Early July 2014: The main display area in my garden on a hot Summer evening in July; its 2.5 years since I built the garden and the harsh lines of newly constructed blocking and benches have softened.
The Bonsai on display-stands being watered automatically
Mid-July 2014: An Acer palmatum/ Japanese Maple bonsai I was commissioned to style during July. The bonsai was very pot-bound, lifting the tree in the pot that had eventually burst open. To re-invigorate the foliage mass of the tree, repotting into a slightly larger bonsai pot was required to allow the roots access to fresh soil.
Mid-July 2014: The roots had colonized every possible part of the soil and in order to release them from the pot, I had to break it up first with a hammer.
Mid-July 2014: After giving the surface roots of the Japanese Maple a clean-up, the full extent of the how badly rootbound the bonsai was could be seen.
Mid-July 2014: The bonsai was potted into a slightly larger temporary pot so that the (untouched) roots had some fresh soil to grow into for the remainder of the growing season.

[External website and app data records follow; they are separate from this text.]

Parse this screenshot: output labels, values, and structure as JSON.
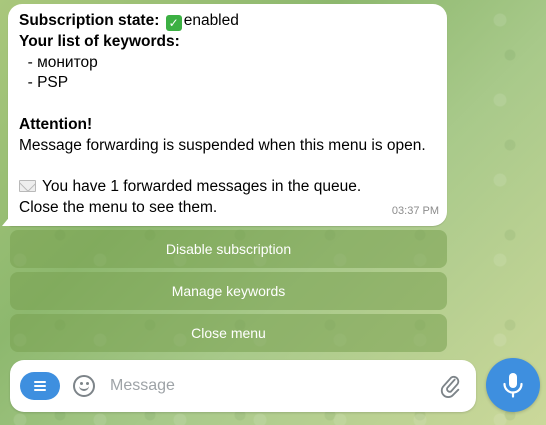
{
  "message": {
    "subscription_label": "Subscription state:",
    "subscription_value": "enabled",
    "keywords_label": "Your list of keywords:",
    "keywords": [
      "  - монитор",
      "  - PSP"
    ],
    "attention_label": "Attention!",
    "attention_text": "Message forwarding is suspended when this menu is open.",
    "queue_text": "You have 1 forwarded messages in the queue.",
    "close_hint": "Close the menu to see them.",
    "time": "03:37 PM"
  },
  "keyboard": {
    "buttons": [
      {
        "label": "Disable subscription"
      },
      {
        "label": "Manage keywords"
      },
      {
        "label": "Close menu"
      }
    ]
  },
  "composer": {
    "placeholder": "Message"
  },
  "icons": {
    "menu": "menu-icon",
    "emoji": "smile-icon",
    "attach": "paperclip-icon",
    "mic": "microphone-icon",
    "check": "check-mark-icon",
    "envelope": "envelope-icon"
  },
  "colors": {
    "accent": "#3e8fdf",
    "check": "#3cb043",
    "keyboard_button": "#7aa050"
  }
}
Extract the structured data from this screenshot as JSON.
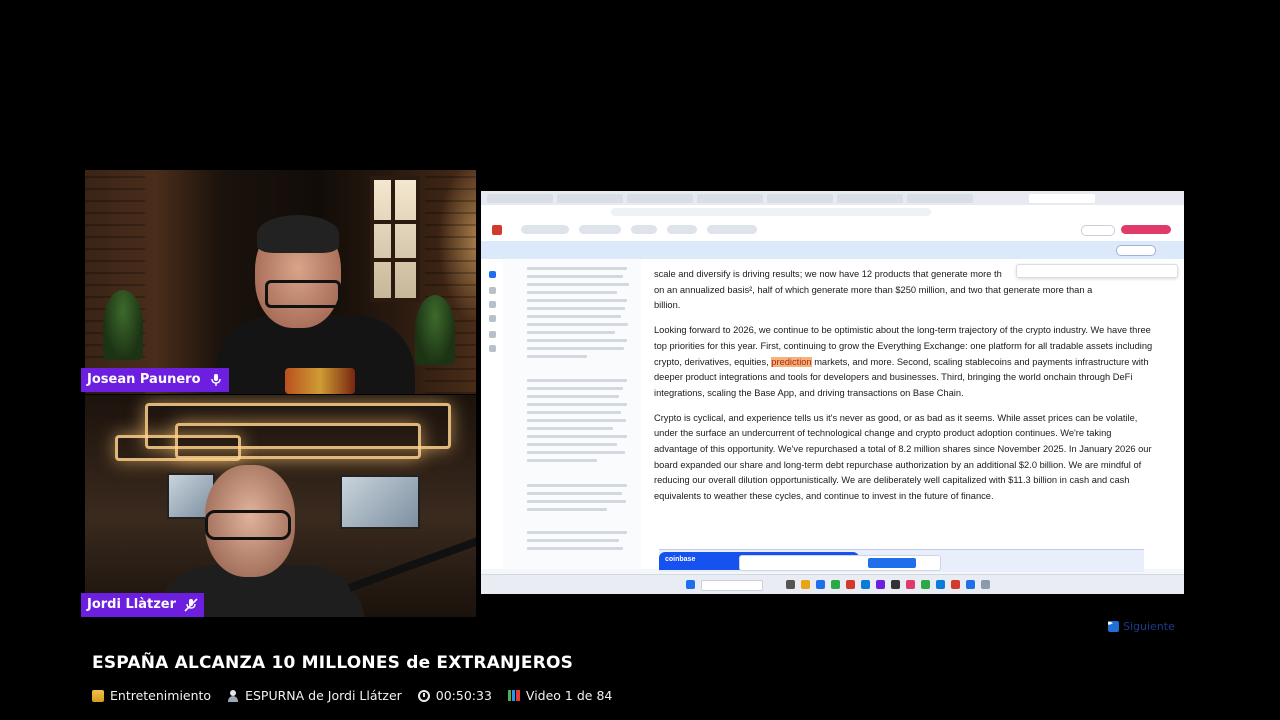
{
  "participants": [
    {
      "name": "Josean Paunero",
      "mic": "mic-on"
    },
    {
      "name": "Jordi Llàtzer",
      "mic": "mic-muted"
    }
  ],
  "next_label": "Siguiente",
  "video_title": "ESPAÑA ALCANZA 10 MILLONES de EXTRANJEROS",
  "meta": {
    "category": "Entretenimiento",
    "author": "ESPURNA de Jordi Llátzer",
    "duration": "00:50:33",
    "position": "Video 1 de 84"
  },
  "document": {
    "p1a": "scale and diversify is driving results; we now have 12 products that generate more th",
    "p1b": "on an annualized basis², half of which generate more than $250 million, and two that generate more than a",
    "p1c": "billion.",
    "p2a": "Looking forward to 2026, we continue to be optimistic about the long-term trajectory of the crypto industry. We have three top priorities for this year. First, continuing to grow the Everything Exchange: one platform for all tradable assets including crypto, derivatives, equities, ",
    "p2highlight": "prediction",
    "p2b": " markets, and more. Second, scaling stablecoins and payments infrastructure with deeper product integrations and tools for developers and businesses. Third, bringing the world onchain through DeFi integrations, scaling the Base App, and driving transactions on Base Chain.",
    "p3": "Crypto is cyclical, and experience tells us it's never as good, or as bad as it seems. While asset prices can be volatile, under the surface an undercurrent of technological change and crypto product adoption continues. We're taking advantage of this opportunity. We've repurchased a total of 8.2 million shares since November 2025. In January 2026 our board expanded our share and long-term debt repurchase authorization by an additional $2.0 billion. We are mindful of reducing our overall dilution opportunistically. We are deliberately well capitalized with $11.3 billion in cash and cash equivalents to weather these cycles, and continue to invest in the future of finance.",
    "coinbase": "coinbase"
  },
  "colors": {
    "nameplate": "#6d1fe0",
    "highlight": "#f4b27c",
    "next": "#1a3c8c"
  }
}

The roots would go on to be properly root-pruned at the earliest opportunity (during the following Spring) and the tree returned to a smaller pot once more.
As part of the styling of the bonsai itself, the tree was turned slightly in its new pot so that the front of the tree displayed both trunks clearly; previously the smaller trunk had been 'hidden' behind the main trunk. Otherwise, the appearance of the bonsai was already pleasing and simply required refinement of the branches, rather than any major re-construction.